> **Aim of the exercise**
Lines that include the word "Output" should be copied from the listing that follows.

=== Section Start ===

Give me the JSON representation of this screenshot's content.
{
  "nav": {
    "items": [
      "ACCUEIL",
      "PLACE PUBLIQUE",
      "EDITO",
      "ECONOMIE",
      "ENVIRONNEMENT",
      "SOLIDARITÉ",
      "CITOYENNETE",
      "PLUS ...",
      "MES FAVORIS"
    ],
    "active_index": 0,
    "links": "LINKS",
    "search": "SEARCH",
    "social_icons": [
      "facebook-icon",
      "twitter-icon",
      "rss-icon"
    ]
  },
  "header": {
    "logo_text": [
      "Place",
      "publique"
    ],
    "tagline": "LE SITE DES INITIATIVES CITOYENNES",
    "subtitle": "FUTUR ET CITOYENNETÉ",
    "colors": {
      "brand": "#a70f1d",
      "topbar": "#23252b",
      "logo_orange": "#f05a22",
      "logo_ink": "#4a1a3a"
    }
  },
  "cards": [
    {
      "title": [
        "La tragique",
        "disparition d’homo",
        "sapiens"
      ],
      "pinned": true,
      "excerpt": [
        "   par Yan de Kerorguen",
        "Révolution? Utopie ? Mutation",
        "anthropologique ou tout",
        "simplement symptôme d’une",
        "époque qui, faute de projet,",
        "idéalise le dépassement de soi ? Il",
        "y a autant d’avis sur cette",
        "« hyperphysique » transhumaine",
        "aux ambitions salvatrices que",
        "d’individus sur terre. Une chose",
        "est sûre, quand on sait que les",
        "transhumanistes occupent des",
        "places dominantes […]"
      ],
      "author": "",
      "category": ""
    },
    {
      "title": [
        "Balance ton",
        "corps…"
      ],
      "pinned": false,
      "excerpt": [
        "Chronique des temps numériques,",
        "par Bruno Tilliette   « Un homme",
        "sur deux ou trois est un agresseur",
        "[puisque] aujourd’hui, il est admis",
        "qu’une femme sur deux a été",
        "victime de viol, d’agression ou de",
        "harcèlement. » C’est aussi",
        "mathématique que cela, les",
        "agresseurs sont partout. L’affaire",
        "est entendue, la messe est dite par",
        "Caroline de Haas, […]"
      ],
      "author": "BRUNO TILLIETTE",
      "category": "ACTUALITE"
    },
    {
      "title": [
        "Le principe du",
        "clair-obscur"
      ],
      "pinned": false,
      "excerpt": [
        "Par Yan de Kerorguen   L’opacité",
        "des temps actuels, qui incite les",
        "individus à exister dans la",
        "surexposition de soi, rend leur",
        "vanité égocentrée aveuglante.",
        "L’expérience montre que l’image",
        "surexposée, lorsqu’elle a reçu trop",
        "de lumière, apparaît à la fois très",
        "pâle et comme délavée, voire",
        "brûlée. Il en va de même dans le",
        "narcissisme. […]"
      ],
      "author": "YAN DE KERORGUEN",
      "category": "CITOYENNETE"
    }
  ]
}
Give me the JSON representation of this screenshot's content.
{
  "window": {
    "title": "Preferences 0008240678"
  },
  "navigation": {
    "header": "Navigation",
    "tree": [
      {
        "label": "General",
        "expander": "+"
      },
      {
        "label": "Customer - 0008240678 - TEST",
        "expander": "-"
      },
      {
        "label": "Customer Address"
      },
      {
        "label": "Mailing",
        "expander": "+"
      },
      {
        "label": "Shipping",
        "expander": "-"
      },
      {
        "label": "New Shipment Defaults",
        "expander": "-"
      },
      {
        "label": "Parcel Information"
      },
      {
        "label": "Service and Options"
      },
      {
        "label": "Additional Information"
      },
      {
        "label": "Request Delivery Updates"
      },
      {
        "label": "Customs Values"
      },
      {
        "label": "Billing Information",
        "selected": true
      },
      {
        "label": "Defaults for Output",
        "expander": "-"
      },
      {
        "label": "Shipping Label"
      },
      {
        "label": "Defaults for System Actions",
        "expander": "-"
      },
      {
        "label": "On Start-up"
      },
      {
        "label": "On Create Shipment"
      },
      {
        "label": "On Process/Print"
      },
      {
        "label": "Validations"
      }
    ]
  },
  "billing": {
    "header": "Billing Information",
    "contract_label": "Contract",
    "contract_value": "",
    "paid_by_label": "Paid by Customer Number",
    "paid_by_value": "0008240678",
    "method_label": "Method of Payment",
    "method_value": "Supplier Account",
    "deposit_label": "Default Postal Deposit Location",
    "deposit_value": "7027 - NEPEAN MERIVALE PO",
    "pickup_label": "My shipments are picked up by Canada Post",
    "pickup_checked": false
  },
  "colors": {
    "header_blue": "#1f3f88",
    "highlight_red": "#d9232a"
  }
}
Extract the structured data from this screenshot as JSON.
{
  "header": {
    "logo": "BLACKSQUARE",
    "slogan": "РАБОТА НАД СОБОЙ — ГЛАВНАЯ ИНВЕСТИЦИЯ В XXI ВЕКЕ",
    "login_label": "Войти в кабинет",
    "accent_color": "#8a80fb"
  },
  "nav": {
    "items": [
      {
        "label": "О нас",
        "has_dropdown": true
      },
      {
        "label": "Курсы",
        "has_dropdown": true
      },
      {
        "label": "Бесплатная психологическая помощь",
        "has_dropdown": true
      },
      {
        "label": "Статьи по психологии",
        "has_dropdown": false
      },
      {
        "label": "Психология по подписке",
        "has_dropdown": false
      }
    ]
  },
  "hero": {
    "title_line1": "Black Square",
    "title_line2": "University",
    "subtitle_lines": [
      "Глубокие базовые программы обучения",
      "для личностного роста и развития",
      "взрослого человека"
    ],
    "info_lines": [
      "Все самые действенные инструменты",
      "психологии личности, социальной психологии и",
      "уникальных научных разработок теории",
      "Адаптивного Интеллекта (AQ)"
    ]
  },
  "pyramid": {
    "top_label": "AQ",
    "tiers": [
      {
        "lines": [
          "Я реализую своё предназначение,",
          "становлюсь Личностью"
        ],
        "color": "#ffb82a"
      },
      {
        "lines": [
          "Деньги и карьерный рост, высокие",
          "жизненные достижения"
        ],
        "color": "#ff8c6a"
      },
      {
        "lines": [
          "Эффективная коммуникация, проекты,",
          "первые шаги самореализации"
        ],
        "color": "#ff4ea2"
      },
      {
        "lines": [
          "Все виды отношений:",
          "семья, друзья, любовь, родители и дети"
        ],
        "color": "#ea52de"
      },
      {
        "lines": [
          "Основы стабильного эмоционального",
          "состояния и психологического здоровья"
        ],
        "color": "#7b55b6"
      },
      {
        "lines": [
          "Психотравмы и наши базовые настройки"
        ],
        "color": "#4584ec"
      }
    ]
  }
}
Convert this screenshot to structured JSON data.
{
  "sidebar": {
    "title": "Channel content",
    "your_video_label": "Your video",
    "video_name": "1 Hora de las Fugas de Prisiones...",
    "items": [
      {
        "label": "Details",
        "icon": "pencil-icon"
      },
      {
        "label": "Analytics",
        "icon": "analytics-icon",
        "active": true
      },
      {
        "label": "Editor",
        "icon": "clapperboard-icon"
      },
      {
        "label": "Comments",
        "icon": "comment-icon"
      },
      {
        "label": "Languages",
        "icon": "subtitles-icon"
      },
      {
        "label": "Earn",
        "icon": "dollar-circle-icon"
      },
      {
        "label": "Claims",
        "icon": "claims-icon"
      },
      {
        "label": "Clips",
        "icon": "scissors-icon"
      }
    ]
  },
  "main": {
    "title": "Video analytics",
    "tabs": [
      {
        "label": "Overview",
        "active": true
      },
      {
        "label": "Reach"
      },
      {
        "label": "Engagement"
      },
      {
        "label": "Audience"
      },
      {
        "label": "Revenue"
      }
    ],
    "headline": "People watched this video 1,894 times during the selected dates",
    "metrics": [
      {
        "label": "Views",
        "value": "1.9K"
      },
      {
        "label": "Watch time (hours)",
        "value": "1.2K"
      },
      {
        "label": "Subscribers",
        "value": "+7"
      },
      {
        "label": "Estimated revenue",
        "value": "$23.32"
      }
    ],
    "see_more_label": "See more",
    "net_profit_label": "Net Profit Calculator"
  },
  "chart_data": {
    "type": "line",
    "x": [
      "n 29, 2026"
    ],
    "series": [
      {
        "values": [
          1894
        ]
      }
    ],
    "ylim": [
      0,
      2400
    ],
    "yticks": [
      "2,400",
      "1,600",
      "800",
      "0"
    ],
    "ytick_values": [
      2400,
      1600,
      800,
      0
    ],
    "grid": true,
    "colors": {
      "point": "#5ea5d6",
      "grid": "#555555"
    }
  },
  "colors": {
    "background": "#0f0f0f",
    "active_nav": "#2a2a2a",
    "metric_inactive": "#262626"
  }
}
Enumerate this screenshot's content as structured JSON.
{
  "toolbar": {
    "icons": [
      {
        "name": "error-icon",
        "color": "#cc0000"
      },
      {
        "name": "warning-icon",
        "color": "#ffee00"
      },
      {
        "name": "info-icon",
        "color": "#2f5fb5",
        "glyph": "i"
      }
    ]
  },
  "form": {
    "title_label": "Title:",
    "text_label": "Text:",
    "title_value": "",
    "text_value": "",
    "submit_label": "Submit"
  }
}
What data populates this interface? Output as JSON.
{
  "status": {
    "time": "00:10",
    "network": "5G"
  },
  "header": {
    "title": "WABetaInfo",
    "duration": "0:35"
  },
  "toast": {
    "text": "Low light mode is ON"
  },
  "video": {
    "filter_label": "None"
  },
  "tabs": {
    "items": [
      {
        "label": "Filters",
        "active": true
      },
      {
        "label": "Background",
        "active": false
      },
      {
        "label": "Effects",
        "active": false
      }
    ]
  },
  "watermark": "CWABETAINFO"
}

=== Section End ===

> **Completed task**
        "label": "Defaults for Output",
What data populates this interface? Output as JSON.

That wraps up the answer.